# Recorded data
BEGIN
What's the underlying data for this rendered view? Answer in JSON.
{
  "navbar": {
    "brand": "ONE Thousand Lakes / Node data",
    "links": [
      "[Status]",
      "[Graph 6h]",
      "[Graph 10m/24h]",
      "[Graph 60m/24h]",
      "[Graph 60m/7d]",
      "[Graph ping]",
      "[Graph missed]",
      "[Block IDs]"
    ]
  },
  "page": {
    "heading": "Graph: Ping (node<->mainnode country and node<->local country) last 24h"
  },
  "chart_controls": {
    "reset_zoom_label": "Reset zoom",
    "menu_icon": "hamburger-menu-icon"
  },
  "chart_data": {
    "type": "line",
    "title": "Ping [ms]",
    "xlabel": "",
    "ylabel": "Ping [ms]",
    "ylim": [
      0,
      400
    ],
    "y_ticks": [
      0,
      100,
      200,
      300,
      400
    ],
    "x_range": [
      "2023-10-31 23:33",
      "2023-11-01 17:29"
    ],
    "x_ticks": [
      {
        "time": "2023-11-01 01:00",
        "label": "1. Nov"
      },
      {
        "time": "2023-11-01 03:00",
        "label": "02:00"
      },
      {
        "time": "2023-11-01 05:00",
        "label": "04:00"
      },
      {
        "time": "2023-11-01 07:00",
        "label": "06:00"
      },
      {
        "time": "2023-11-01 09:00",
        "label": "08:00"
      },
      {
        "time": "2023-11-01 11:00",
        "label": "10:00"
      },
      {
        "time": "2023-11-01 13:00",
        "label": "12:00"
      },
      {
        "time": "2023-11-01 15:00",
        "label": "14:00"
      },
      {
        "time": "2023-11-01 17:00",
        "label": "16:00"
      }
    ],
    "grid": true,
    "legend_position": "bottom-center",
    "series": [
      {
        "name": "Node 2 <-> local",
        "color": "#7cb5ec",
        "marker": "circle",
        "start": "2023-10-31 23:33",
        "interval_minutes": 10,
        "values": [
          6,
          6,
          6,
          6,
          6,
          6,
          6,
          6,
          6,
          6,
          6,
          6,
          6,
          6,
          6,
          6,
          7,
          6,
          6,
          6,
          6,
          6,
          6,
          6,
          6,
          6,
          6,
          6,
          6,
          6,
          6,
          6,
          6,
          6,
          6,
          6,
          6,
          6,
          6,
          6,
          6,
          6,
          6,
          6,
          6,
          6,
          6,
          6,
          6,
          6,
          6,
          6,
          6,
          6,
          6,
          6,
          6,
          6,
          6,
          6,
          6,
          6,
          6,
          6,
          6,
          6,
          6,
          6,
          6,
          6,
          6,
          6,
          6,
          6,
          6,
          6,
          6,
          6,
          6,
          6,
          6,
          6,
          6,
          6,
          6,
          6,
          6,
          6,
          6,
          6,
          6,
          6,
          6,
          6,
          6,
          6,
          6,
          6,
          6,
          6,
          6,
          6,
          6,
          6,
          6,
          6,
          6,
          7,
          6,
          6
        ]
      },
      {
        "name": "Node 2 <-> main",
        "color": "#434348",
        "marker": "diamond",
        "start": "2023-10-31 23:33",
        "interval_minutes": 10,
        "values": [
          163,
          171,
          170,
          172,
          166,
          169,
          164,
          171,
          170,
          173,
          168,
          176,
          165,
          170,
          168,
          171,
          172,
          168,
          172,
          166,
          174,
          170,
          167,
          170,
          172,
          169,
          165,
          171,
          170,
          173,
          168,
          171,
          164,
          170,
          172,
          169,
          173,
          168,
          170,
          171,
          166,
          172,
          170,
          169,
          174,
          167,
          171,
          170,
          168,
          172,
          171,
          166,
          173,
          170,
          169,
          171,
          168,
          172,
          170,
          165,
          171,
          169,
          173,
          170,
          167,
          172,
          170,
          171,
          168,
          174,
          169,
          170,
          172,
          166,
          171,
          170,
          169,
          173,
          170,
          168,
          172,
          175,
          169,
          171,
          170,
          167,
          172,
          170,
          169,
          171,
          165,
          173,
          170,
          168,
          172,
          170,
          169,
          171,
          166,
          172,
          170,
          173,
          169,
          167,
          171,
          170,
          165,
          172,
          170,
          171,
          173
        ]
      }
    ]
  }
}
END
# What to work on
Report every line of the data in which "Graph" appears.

# Solution to this exercise
      "[Graph 6h]",
      "[Graph 10m/24h]",
      "[Graph 60m/24h]",
      "[Graph 60m/7d]",
      "[Graph ping]",
      "[Graph missed]",
    "heading": "Graph: Ping (node<->mainnode country and node<->local country) last 24h"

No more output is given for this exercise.